God does what He does for our benefit. He feeds us what He knows will give us health. He makes us lie down when we would rather keep moving. He is the Good and Great Shepherd. He will do whatever it takes to get us to stop and pay attention. A life that goes along with the world’s activities will face serious troubles until God brings us back to Him.
God knows that what we really want is His help. He loves us and searches us out among the problems we get ourselves into. We must let Him come close to us, lead us and guide us in the way He wants to. We must join Him in the search for the lost. Our God is willing to engage in the nasty, challenging, dangerous work of shepherding. He wants us to go and search for the lost as well, to wander every part of the community, to go where most people would not dare go, to go into situations that most people would avoid. For the desperate, the hungry, the oppressed and those in pain, no rescue can come soon enough. When the lost call to us for rescue, God doesn’t command us to be supreme. He commands us to be willing. He’ll do the rest.
- Jeremiah, David: The Jeremiah Study Bible, New King James Version (Brentwood, TN: Worthy Publishing; 2013, p. 1094-1095)
- Stuart, D. & Ogilvie, L.J.: The Preacher’s Commentary Series, Vol. 20: Ezekiel (Nashville, TN: Thomas Nelson Inc.; 1989, pp. 307-313)
- MacArthur, J.F. Jr.: The MacArthur Study Bible, New American Standard Bible (Nashville, TN: Thomas Nelson Publishers; 2006)
- Stanley, C.F.: The Charles F. Stanley Life Principles Bible, New King James Version (Nashville, TN: Nelson Bibles; 2005)
- “Success in God’s Past.” Retrieved from www.dailydisciples.org

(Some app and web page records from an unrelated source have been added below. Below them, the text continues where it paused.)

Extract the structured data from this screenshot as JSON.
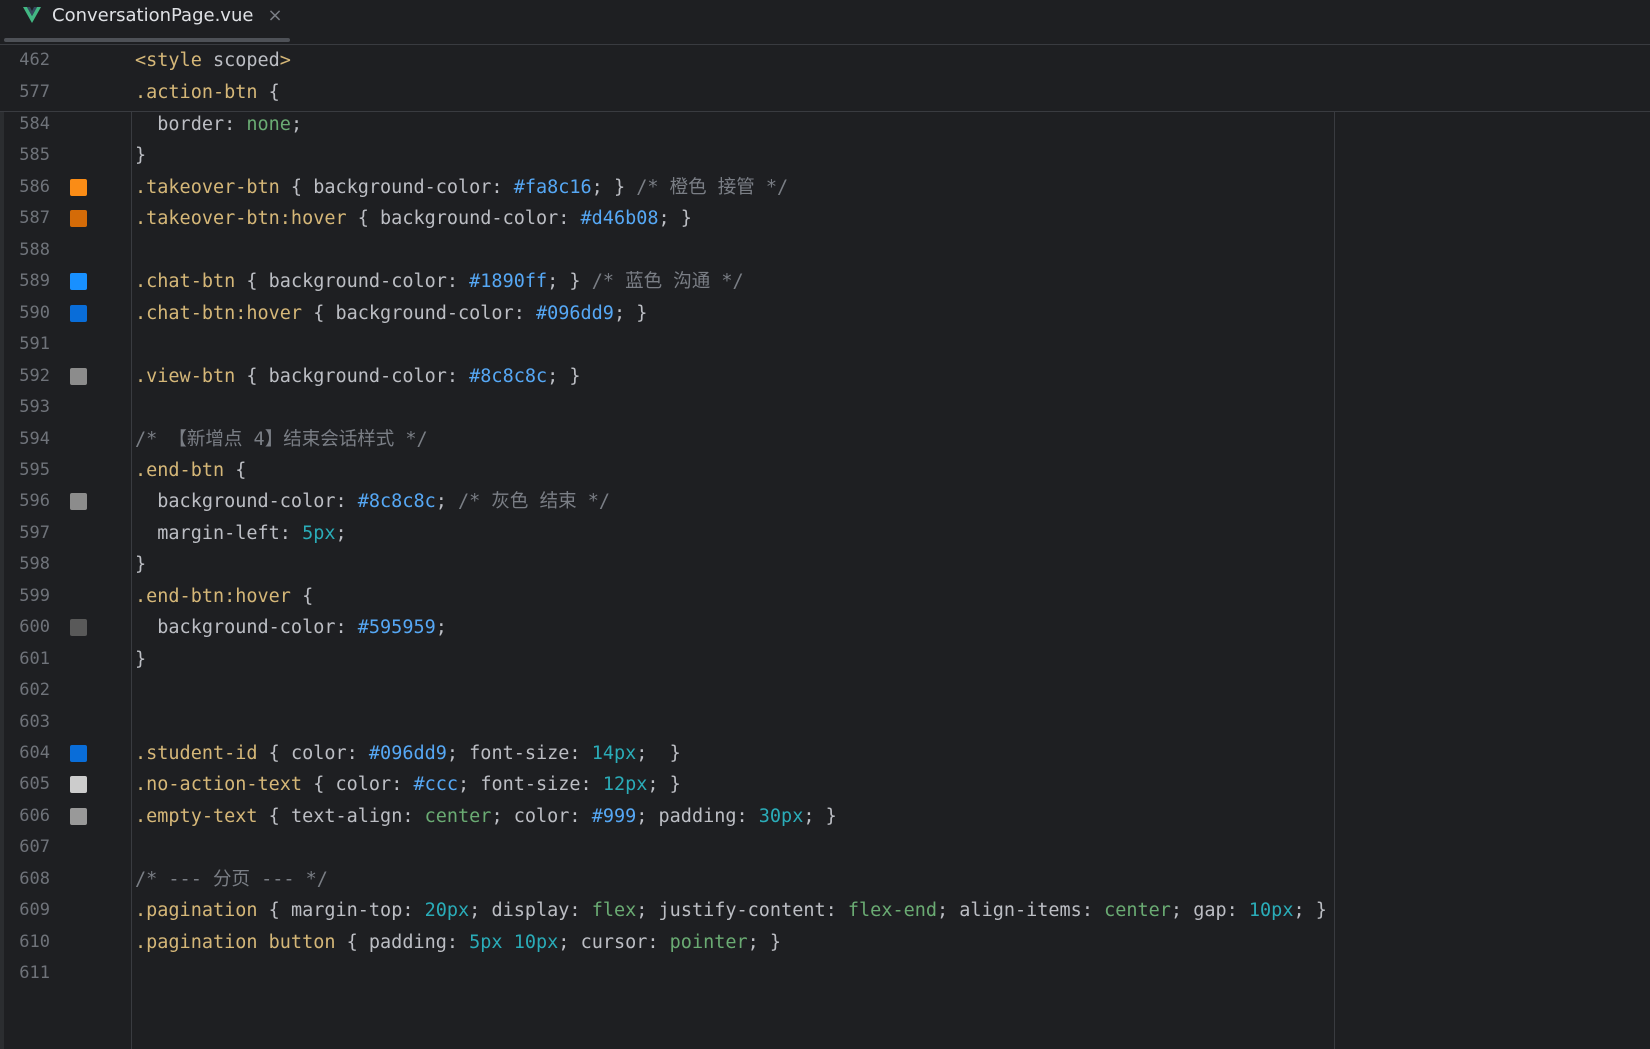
{
  "tab": {
    "title": "ConversationPage.vue",
    "close": "×",
    "icon": "vue-logo-icon"
  },
  "colors": {
    "vue_green": "#42b883",
    "vue_dark": "#35495e"
  },
  "sticky_lines": [
    {
      "num": "462",
      "tokens": [
        [
          "tag",
          "<style"
        ],
        [
          "attr",
          " scoped"
        ],
        [
          "tag",
          ">"
        ]
      ]
    },
    {
      "num": "577",
      "tokens": [
        [
          "sel",
          ".action-btn"
        ],
        [
          "pn",
          " {"
        ]
      ]
    }
  ],
  "lines": [
    {
      "num": "584",
      "tokens": [
        [
          "prop",
          "  border: "
        ],
        [
          "kw",
          "none"
        ],
        [
          "pn",
          ";"
        ]
      ]
    },
    {
      "num": "585",
      "tokens": [
        [
          "pn",
          "}"
        ]
      ]
    },
    {
      "num": "586",
      "swatch": "#fa8c16",
      "tokens": [
        [
          "sel",
          ".takeover-btn"
        ],
        [
          "pn",
          " { "
        ],
        [
          "prop",
          "background-color: "
        ],
        [
          "hex",
          "#fa8c16"
        ],
        [
          "pn",
          "; } "
        ],
        [
          "cm",
          "/* 橙色 接管 */"
        ]
      ]
    },
    {
      "num": "587",
      "swatch": "#d46b08",
      "tokens": [
        [
          "sel",
          ".takeover-btn:hover"
        ],
        [
          "pn",
          " { "
        ],
        [
          "prop",
          "background-color: "
        ],
        [
          "hex",
          "#d46b08"
        ],
        [
          "pn",
          "; }"
        ]
      ]
    },
    {
      "num": "588",
      "tokens": []
    },
    {
      "num": "589",
      "swatch": "#1890ff",
      "tokens": [
        [
          "sel",
          ".chat-btn"
        ],
        [
          "pn",
          " { "
        ],
        [
          "prop",
          "background-color: "
        ],
        [
          "hex",
          "#1890ff"
        ],
        [
          "pn",
          "; } "
        ],
        [
          "cm",
          "/* 蓝色 沟通 */"
        ]
      ]
    },
    {
      "num": "590",
      "swatch": "#096dd9",
      "tokens": [
        [
          "sel",
          ".chat-btn:hover"
        ],
        [
          "pn",
          " { "
        ],
        [
          "prop",
          "background-color: "
        ],
        [
          "hex",
          "#096dd9"
        ],
        [
          "pn",
          "; }"
        ]
      ]
    },
    {
      "num": "591",
      "tokens": []
    },
    {
      "num": "592",
      "swatch": "#8c8c8c",
      "tokens": [
        [
          "sel",
          ".view-btn"
        ],
        [
          "pn",
          " { "
        ],
        [
          "prop",
          "background-color: "
        ],
        [
          "hex",
          "#8c8c8c"
        ],
        [
          "pn",
          "; }"
        ]
      ]
    },
    {
      "num": "593",
      "tokens": []
    },
    {
      "num": "594",
      "tokens": [
        [
          "cm",
          "/* 【新增点 4】结束会话样式 */"
        ]
      ]
    },
    {
      "num": "595",
      "tokens": [
        [
          "sel",
          ".end-btn"
        ],
        [
          "pn",
          " {"
        ]
      ]
    },
    {
      "num": "596",
      "swatch": "#8c8c8c",
      "tokens": [
        [
          "prop",
          "  background-color: "
        ],
        [
          "hex",
          "#8c8c8c"
        ],
        [
          "pn",
          "; "
        ],
        [
          "cm",
          "/* 灰色 结束 */"
        ]
      ]
    },
    {
      "num": "597",
      "tokens": [
        [
          "prop",
          "  margin-left: "
        ],
        [
          "num",
          "5px"
        ],
        [
          "pn",
          ";"
        ]
      ]
    },
    {
      "num": "598",
      "tokens": [
        [
          "pn",
          "}"
        ]
      ]
    },
    {
      "num": "599",
      "tokens": [
        [
          "sel",
          ".end-btn:hover"
        ],
        [
          "pn",
          " {"
        ]
      ]
    },
    {
      "num": "600",
      "swatch": "#595959",
      "tokens": [
        [
          "prop",
          "  background-color: "
        ],
        [
          "hex",
          "#595959"
        ],
        [
          "pn",
          ";"
        ]
      ]
    },
    {
      "num": "601",
      "tokens": [
        [
          "pn",
          "}"
        ]
      ]
    },
    {
      "num": "602",
      "tokens": []
    },
    {
      "num": "603",
      "tokens": []
    },
    {
      "num": "604",
      "swatch": "#096dd9",
      "tokens": [
        [
          "sel",
          ".student-id"
        ],
        [
          "pn",
          " { "
        ],
        [
          "prop",
          "color: "
        ],
        [
          "hex",
          "#096dd9"
        ],
        [
          "pn",
          "; "
        ],
        [
          "prop",
          "font-size: "
        ],
        [
          "num",
          "14px"
        ],
        [
          "pn",
          ";  }"
        ]
      ]
    },
    {
      "num": "605",
      "swatch": "#cccccc",
      "tokens": [
        [
          "sel",
          ".no-action-text"
        ],
        [
          "pn",
          " { "
        ],
        [
          "prop",
          "color: "
        ],
        [
          "hex",
          "#ccc"
        ],
        [
          "pn",
          "; "
        ],
        [
          "prop",
          "font-size: "
        ],
        [
          "num",
          "12px"
        ],
        [
          "pn",
          "; }"
        ]
      ]
    },
    {
      "num": "606",
      "swatch": "#999999",
      "tokens": [
        [
          "sel",
          ".empty-text"
        ],
        [
          "pn",
          " { "
        ],
        [
          "prop",
          "text-align: "
        ],
        [
          "kw",
          "center"
        ],
        [
          "pn",
          "; "
        ],
        [
          "prop",
          "color: "
        ],
        [
          "hex",
          "#999"
        ],
        [
          "pn",
          "; "
        ],
        [
          "prop",
          "padding: "
        ],
        [
          "num",
          "30px"
        ],
        [
          "pn",
          "; }"
        ]
      ]
    },
    {
      "num": "607",
      "tokens": []
    },
    {
      "num": "608",
      "tokens": [
        [
          "cm",
          "/* --- 分页 --- */"
        ]
      ]
    },
    {
      "num": "609",
      "tokens": [
        [
          "sel",
          ".pagination"
        ],
        [
          "pn",
          " { "
        ],
        [
          "prop",
          "margin-top: "
        ],
        [
          "num",
          "20px"
        ],
        [
          "pn",
          "; "
        ],
        [
          "prop",
          "display: "
        ],
        [
          "kw",
          "flex"
        ],
        [
          "pn",
          "; "
        ],
        [
          "prop",
          "justify-content: "
        ],
        [
          "kw",
          "flex-end"
        ],
        [
          "pn",
          "; "
        ],
        [
          "prop",
          "align-items: "
        ],
        [
          "kw",
          "center"
        ],
        [
          "pn",
          "; "
        ],
        [
          "prop",
          "gap: "
        ],
        [
          "num",
          "10px"
        ],
        [
          "pn",
          "; }"
        ]
      ]
    },
    {
      "num": "610",
      "tokens": [
        [
          "sel",
          ".pagination button"
        ],
        [
          "pn",
          " { "
        ],
        [
          "prop",
          "padding: "
        ],
        [
          "num",
          "5px"
        ],
        [
          "pn",
          " "
        ],
        [
          "num",
          "10px"
        ],
        [
          "pn",
          "; "
        ],
        [
          "prop",
          "cursor: "
        ],
        [
          "kw",
          "pointer"
        ],
        [
          "pn",
          "; }"
        ]
      ]
    },
    {
      "num": "611",
      "tokens": []
    }
  ]
}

- Pastor Jack Hibbs, “Never Alone.” Retrieved from firstname.lastname@example.org
- Christine Caine, “Seeking the Lost.” Retrieved from Biblegateway@e.biblegateway.com

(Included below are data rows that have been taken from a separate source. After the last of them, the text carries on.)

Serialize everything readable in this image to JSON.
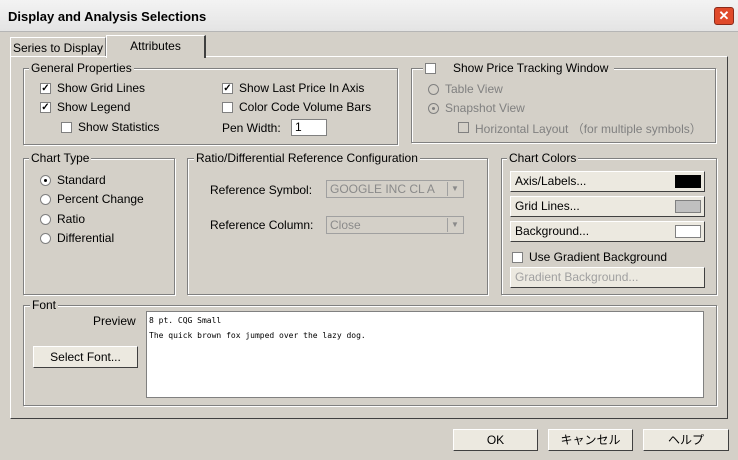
{
  "window": {
    "title": "Display and Analysis Selections",
    "close_glyph": "✕"
  },
  "tabs": [
    {
      "label": "Series to Display",
      "active": false
    },
    {
      "label": "Attributes",
      "active": true
    }
  ],
  "general_properties": {
    "legend": "General Properties",
    "show_grid_lines": {
      "label": "Show Grid Lines",
      "checked": true
    },
    "show_legend": {
      "label": "Show Legend",
      "checked": true
    },
    "show_statistics": {
      "label": "Show Statistics",
      "checked": false
    },
    "show_last_price": {
      "label": "Show Last Price In Axis",
      "checked": true
    },
    "color_code_volume": {
      "label": "Color Code Volume Bars",
      "checked": false
    },
    "pen_width_label": "Pen Width:",
    "pen_width_value": "1"
  },
  "price_tracking": {
    "show_label": "Show Price Tracking Window",
    "checked": false,
    "table_view": "Table View",
    "snapshot_view": "Snapshot View",
    "horizontal_layout": "Horizontal Layout （for multiple symbols）"
  },
  "chart_type": {
    "legend": "Chart Type",
    "options": [
      "Standard",
      "Percent Change",
      "Ratio",
      "Differential"
    ],
    "selected": "Standard"
  },
  "reference_config": {
    "legend": "Ratio/Differential Reference Configuration",
    "symbol_label": "Reference Symbol:",
    "symbol_value": "GOOGLE INC CL A",
    "column_label": "Reference Column:",
    "column_value": "Close"
  },
  "chart_colors": {
    "legend": "Chart Colors",
    "axis_labels": {
      "label": "Axis/Labels...",
      "color": "#000000"
    },
    "grid_lines": {
      "label": "Grid Lines...",
      "color": "#c0c0c0"
    },
    "background": {
      "label": "Background...",
      "color": "#ffffff"
    },
    "use_gradient_label": "Use Gradient Background",
    "use_gradient_checked": false,
    "gradient_button": "Gradient Background..."
  },
  "font": {
    "legend": "Font",
    "preview_label": "Preview",
    "select_button": "Select Font...",
    "preview_line1": "8 pt. CQG Small",
    "preview_line2": "The quick brown fox jumped over the lazy dog."
  },
  "footer": {
    "ok": "OK",
    "cancel": "キャンセル",
    "help": "ヘルプ"
  }
}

- Donna Stanford, “Bible Study, Christ the King (A).” Retrieved from www.episcopaldigitalnetwork.com
- The Rev. Sue Haupert-Johnson, “God Has Left the Building.” Retrieved from www.day1.org
- Ben H. Colvert, “Ezekiel 34:11-16,20-24.” Retrieved from email@example.com
- Carolyn J. Sharp, “Commentary on Ezekiel 34:11-16, 20-24.” Retrieved from www.workingpreacher.org
- Margaret Odell, “Commentary on Ezekiel 34:11-16, 20-24.” Retrieved from www.workingpreacher.org
- Ralph W. Klein, “Commentary on Ezekiel 34: 11-16, 20-24.” Retrieved from www.workingpreacher.org
- The Rev. Sue Haupert-Johnson, “God Has Left the Building.” Retrieved from www.day1.org
- Jude Siciliano, OP, “First Impressions, Christ the King (A), November 26, 2017.” Retrieved from www.preacherexchange.org